In I Tim. 4:7, Paul said to Timothy, “Train yourself.” Timothy was his disciple that he poured his life, wisdom and experience into on a regular basis. As his disciple, Timothy was to watch and learn so that one day he could train others. In verse 11, Timothy is instructed to teach these things and to insist that everyone learn them. Discipleship is the theme of their relationship as Paul took Jesus’ command literally — “Go make disciples… and teach them to observe all things I have commanded you.” That is why spiritual disciplines are so vitally important to every believer as we also take Jesus’ command literally.
The words disciple and discipline come from the word family which means education. Biblical education has teeth because it sees to it that the job gets done. It is not only focused on information but also transformation. Paul’s challenge to Timothy was to train himself and be disciplined enough to do it. We see discipline as a negative more than a positive. We see it far more in the light of punitive than preventive, but Psalm 119:11 teaches to hide God’s Word in your heart so you will not sin against Him. That is preventive discipline. The function of discipline is to produce righteousness as a fruit in the discipleship process.
You are called to train yourself in this spiritual walk required by our Lord, and discipline is required to excel at anything in life. Focusing on your end goal and staying on God’s clear pathway for you will require your willingness to say no to many things. Discipline is required in athletes, musicians, plumbers, electricians, accountants and disciples of Jesus Christ for excellence to occur. One virtuoso violinist was asked how she became so skilled and gifted at her craft. She said the key was “planned neglect.” She planned to neglect anything else that got in the way of her journey. Training can be difficult, but the hard work pays off.
Discipline requires more than trying. It means you actually practice spiritual disciplines daily. God’s education system expects you to learn and apply what you have learned. Trying is not enough because you must be committed to doing all you can, then allowing God to do all that He can. Training connects you with a power greater than your own. Maybe Satan has a stronghold in your life that you cannot seem to get victory over.
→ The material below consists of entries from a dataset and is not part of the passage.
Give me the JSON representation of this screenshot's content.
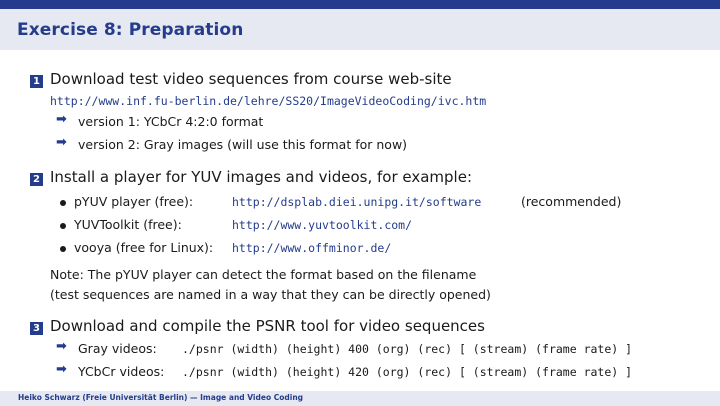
{
  "header": {
    "title": "Exercise 8:  Preparation"
  },
  "steps": [
    {
      "number": "1",
      "text": "Download test video sequences from course web-site",
      "url": "http://www.inf.fu-berlin.de/lehre/SS20/ImageVideoCoding/ivc.htm",
      "items": [
        "version 1: YCbCr 4:2:0 format",
        "version 2: Gray images (will use this format for now)"
      ]
    },
    {
      "number": "2",
      "text": "Install a player for YUV images and videos, for example:",
      "players": [
        {
          "name": "pYUV player (free):",
          "url": "http://dsplab.diei.unipg.it/software",
          "note": "(recommended)"
        },
        {
          "name": "YUVToolkit (free):",
          "url": "http://www.yuvtoolkit.com/",
          "note": ""
        },
        {
          "name": "vooya (free for Linux):",
          "url": "http://www.offminor.de/",
          "note": ""
        }
      ],
      "note_line1": "Note:  The pYUV player can detect the format based on the filename",
      "note_line2": "(test sequences are named in a way that they can be directly opened)"
    },
    {
      "number": "3",
      "text": "Download and compile the PSNR tool for video sequences",
      "commands": [
        {
          "label": "Gray videos:",
          "cmd": "./psnr (width) (height) 400 (org) (rec) [ (stream) (frame rate) ]"
        },
        {
          "label": "YCbCr videos:",
          "cmd": "./psnr (width) (height) 420 (org) (rec) [ (stream) (frame rate) ]"
        }
      ]
    }
  ],
  "footer": {
    "text": "Heiko Schwarz (Freie Universität Berlin) — Image and Video Coding"
  },
  "icons": {
    "arrow": "right-arrow-icon",
    "bullet": "bullet-icon"
  },
  "colors": {
    "accent": "#243c8c",
    "bar": "#e6e9f1"
  }
}
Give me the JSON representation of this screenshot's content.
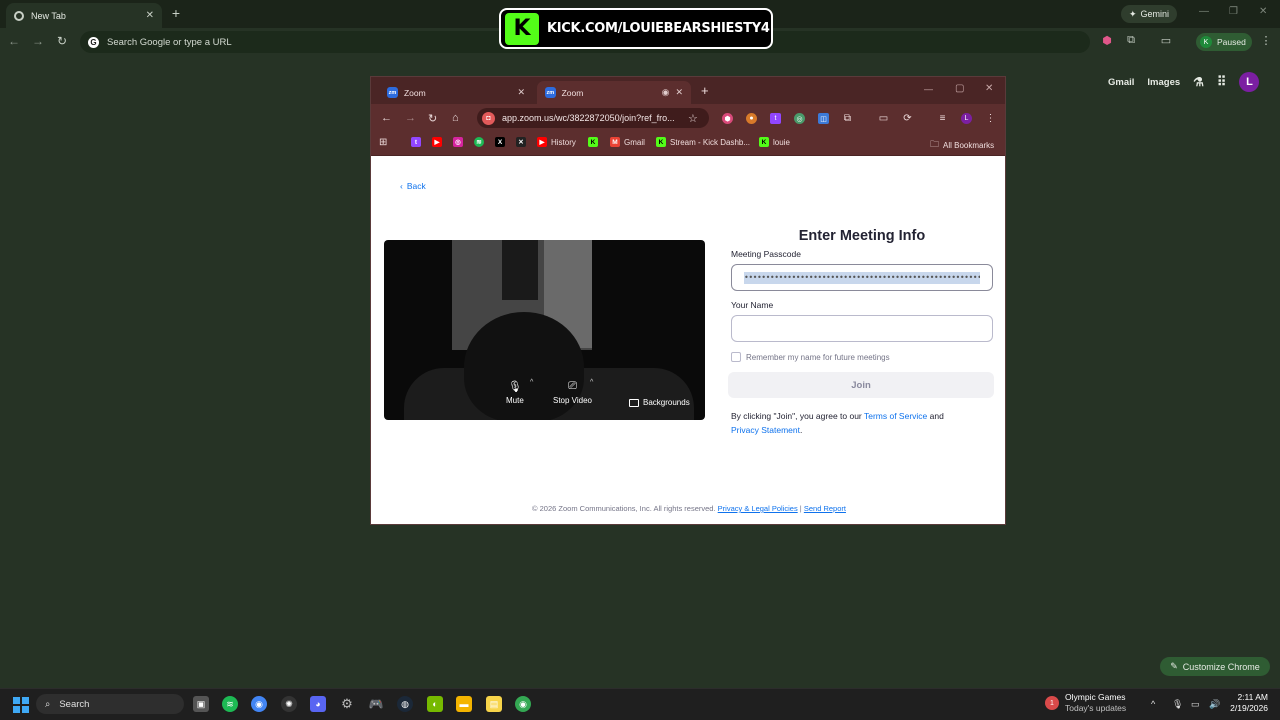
{
  "outer_browser": {
    "tab_title": "New Tab",
    "omnibox_placeholder": "Search Google or type a URL",
    "gemini_label": "Gemini",
    "profile_status": "Paused",
    "profile_initial": "K",
    "ntp_links": [
      "Gmail",
      "Images"
    ],
    "ntp_avatar_initial": "L",
    "customize_label": "Customize Chrome"
  },
  "overlay": {
    "kick_logo": "K",
    "kick_text": "KICK.COM/LOUIEBEARSHIESTY4"
  },
  "inner_browser": {
    "tabs": [
      {
        "title": "Zoom"
      },
      {
        "title": "Zoom"
      }
    ],
    "url": "app.zoom.us/wc/3822872050/join?ref_fro...",
    "profile_initial": "L",
    "bookmarks": [
      "History",
      "Gmail",
      "Stream - Kick Dashb...",
      "louie"
    ],
    "all_bookmarks": "All Bookmarks"
  },
  "zoom_page": {
    "back_label": "Back",
    "title": "Enter Meeting Info",
    "passcode_label": "Meeting Passcode",
    "passcode_masked": "••••••••••••••••••••••••••••••••••••••••••••••••••••••••••••••••••••••••••••••••",
    "name_label": "Your Name",
    "name_value": "",
    "remember_label": "Remember my name for future meetings",
    "join_label": "Join",
    "terms_prefix": "By clicking \"Join\", you agree to our ",
    "terms_link": "Terms of Service",
    "terms_mid": " and",
    "privacy_link": "Privacy Statement",
    "terms_suffix": ".",
    "video_controls": {
      "mute": "Mute",
      "stop_video": "Stop Video",
      "backgrounds": "Backgrounds"
    },
    "footer_text": "© 2026 Zoom Communications, Inc. All rights reserved.",
    "footer_link1": "Privacy & Legal Policies",
    "footer_sep": "|",
    "footer_link2": "Send Report"
  },
  "taskbar": {
    "search_label": "Search",
    "news_title": "Olympic Games",
    "news_sub": "Today's updates",
    "news_badge": "1",
    "time": "2:11 AM",
    "date": "2/19/2026"
  },
  "colors": {
    "zoom_blue": "#0e72ed",
    "kick_green": "#53fc18",
    "inner_chrome": "#5c2e2e",
    "outer_bg": "#263325"
  }
}
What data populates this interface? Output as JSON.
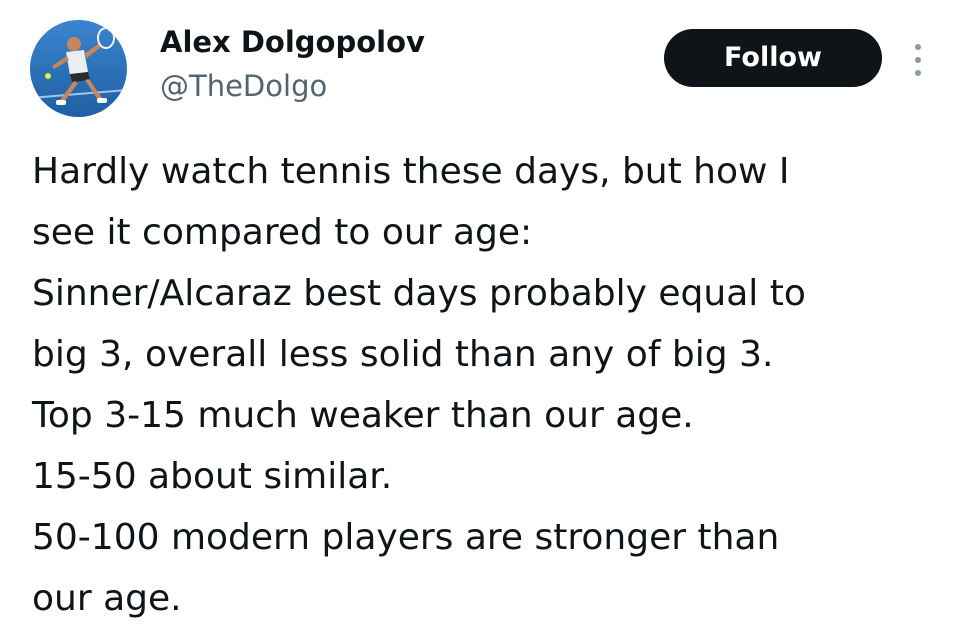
{
  "author": {
    "name": "Alex Dolgopolov",
    "handle": "@TheDolgo",
    "avatar_icon": "avatar-tennis-player-photo"
  },
  "actions": {
    "follow_label": "Follow",
    "more_icon": "vertical-ellipsis-icon"
  },
  "tweet": {
    "lines": [
      "Hardly watch tennis these days, but how I",
      "see it compared to our age:",
      "Sinner/Alcaraz best days probably equal to",
      "big 3, overall less solid than any of big 3.",
      "Top 3-15 much weaker than our age.",
      "15-50 about similar.",
      "50-100 modern players are stronger than",
      "our age."
    ]
  },
  "colors": {
    "text_primary": "#0f1419",
    "text_secondary": "#536471",
    "follow_bg": "#0f1419",
    "follow_text": "#ffffff",
    "avatar_bg": "#2a6fb8"
  }
}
Have you considered the spiritual discipline of fasting? Fasting can become feasting as you learn that you can be sustained in the peace and joy of God by meditating on Scripture and prayer.
Spiritual discipline training requires developing new and healthier habits. You cannot and will not be good at most things without healthy habits for your body and for your soul. The word discipline means the denial of immediate gratification. There are many other things you want to do, but you discipline yourself to do what is best. A good golf swing seemingly has 100 different aspects. How do you hold your hands, bend your knees and where do you place your feet? The spiritual life is similar in requiring the development of physical habits that place us in the position to engage our minds and hearts with God.
Spiritual disciplines get your head in the right position — reading and studying the Word of God. They get your knees in the right position — bending them in prayer. They get your hands in the right position — focusing on how you can help others instead of what you can get for yourself. Spiritual disciplines make sure your feet are in the right position — sandaled with the readiness for the gospel of peace. They keep your heart in the right place — blessing those who persecute you and praying for them. You have disciplined yourself to walk with Jesus in intimacy and then the position of every area of your life becomes a Godly habit.
Spiritual disciplines are the regular spiritual exercises that are basic but also essential to your spiritual vitality. Have you designed a well-developed training schedule? There are disciplines of abstinence such as solitude, silence, fasting, sabbath, secrecy and submission. These are ways of denying yourself something in order to focus on what you actually need. Biblical discipleship rejects any focus on self-centered training. It is not about self-improvement, self-actualization or self-preservation but instead self-denial. Jesus said, “If anyone wants to come with Me, he must deny himself, take up his cross daily, and follow Me” (Luke 9:23 HCSB).
Solitude is disciplining yourself to be alone with God and refraining from interacting with others during that time. Silence is becoming comfortable with quiet in order to be attentive to God’s presence. Fasting is going without something for a period of time and being determined to pray intensely. Sabbath is learning to rest in God’s person and provision. This is a time to pray and play with God and others. Secrecy is making sure you are not promoting yourself and your good deeds by giving Him all the attention and praise (Matthew 6). Submission is disciplining yourself to pray daily, “Not my will but your will be done” (Luke 22:42).
Spiritual disciplines are not only disciplines of abstinence (self-denial) but they are also disciplines of action (self-dedication). These are action steps that should become daily habits of how you connect with God and with others — disciplines such as Bible reading, worship, prayer, soul friendships, personal reflections and service. It is making sure you have firsthand knowledge of God’s sacred text and sound biblical theology more than politics, sports and/or entertainment. Spiritual disciplines will require discipline by saying yes to the right things and no to the wrong or lesser things.